WHAT THE EXERCISE ASKS: Return each line of the listing that contains the string "faderPos".

RECORDS SUPPLIED:

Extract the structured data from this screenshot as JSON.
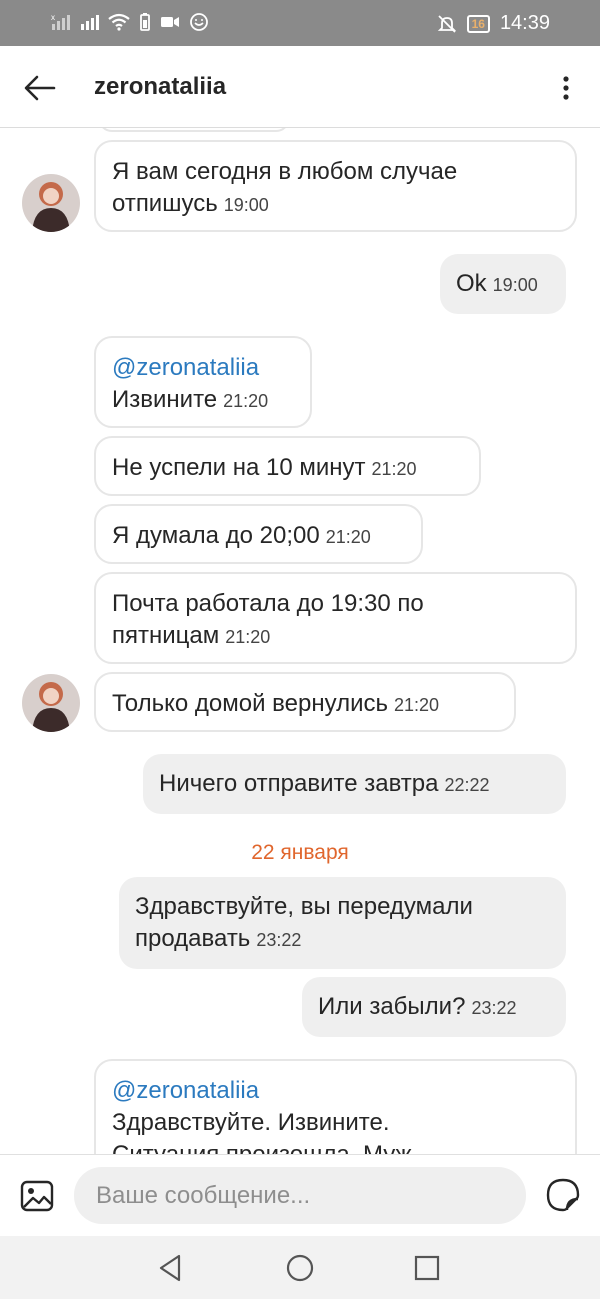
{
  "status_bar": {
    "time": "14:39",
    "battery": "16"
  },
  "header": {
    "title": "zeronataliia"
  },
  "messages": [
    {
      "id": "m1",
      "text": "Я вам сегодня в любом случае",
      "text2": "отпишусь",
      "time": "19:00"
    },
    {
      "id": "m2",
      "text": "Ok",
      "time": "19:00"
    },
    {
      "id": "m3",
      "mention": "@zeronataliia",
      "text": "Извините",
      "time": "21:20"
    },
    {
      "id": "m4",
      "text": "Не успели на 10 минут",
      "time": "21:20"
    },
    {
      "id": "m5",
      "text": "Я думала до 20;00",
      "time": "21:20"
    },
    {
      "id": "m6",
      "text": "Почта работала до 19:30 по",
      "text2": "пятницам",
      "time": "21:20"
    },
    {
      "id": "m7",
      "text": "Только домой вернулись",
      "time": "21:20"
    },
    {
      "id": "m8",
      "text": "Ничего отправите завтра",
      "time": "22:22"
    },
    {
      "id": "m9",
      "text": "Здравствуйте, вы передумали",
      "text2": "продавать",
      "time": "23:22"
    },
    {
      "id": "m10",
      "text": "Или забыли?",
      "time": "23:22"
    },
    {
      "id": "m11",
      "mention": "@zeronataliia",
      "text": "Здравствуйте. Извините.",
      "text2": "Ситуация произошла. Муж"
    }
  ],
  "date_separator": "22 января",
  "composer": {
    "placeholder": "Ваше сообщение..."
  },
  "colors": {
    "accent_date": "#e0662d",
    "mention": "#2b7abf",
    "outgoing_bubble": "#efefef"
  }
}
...
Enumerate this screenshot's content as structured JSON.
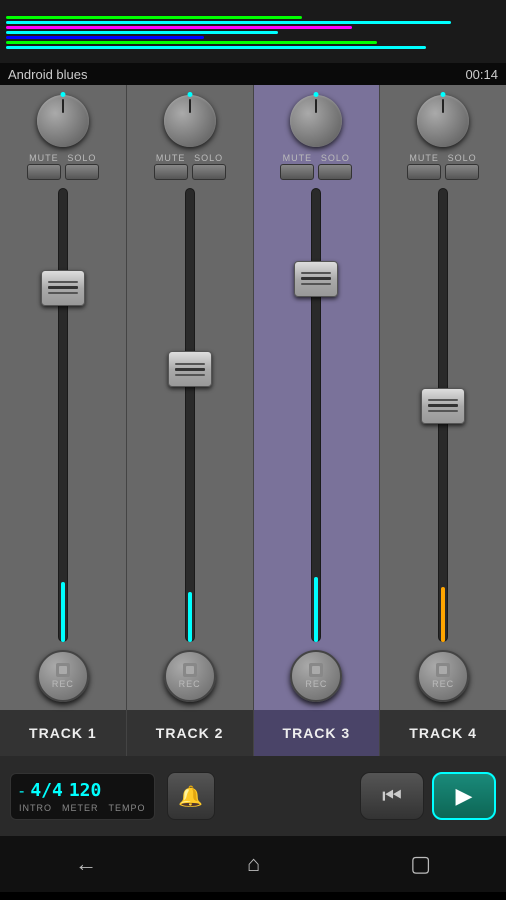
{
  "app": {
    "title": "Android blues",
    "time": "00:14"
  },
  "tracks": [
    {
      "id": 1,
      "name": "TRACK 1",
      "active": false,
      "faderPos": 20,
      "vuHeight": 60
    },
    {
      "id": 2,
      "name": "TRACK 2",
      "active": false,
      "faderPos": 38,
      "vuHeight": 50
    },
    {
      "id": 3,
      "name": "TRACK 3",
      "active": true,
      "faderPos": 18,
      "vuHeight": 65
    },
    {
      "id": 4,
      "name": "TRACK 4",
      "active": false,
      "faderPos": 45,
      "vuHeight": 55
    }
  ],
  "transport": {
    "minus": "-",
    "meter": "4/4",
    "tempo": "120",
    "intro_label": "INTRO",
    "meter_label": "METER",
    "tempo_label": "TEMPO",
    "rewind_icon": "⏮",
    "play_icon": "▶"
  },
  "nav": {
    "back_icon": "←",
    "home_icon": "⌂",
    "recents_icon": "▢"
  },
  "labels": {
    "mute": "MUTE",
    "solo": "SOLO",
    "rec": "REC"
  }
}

RESPONSE BELOW:
      "faderPos": 20,
      "faderPos": 38,
      "faderPos": 18,
      "faderPos": 45,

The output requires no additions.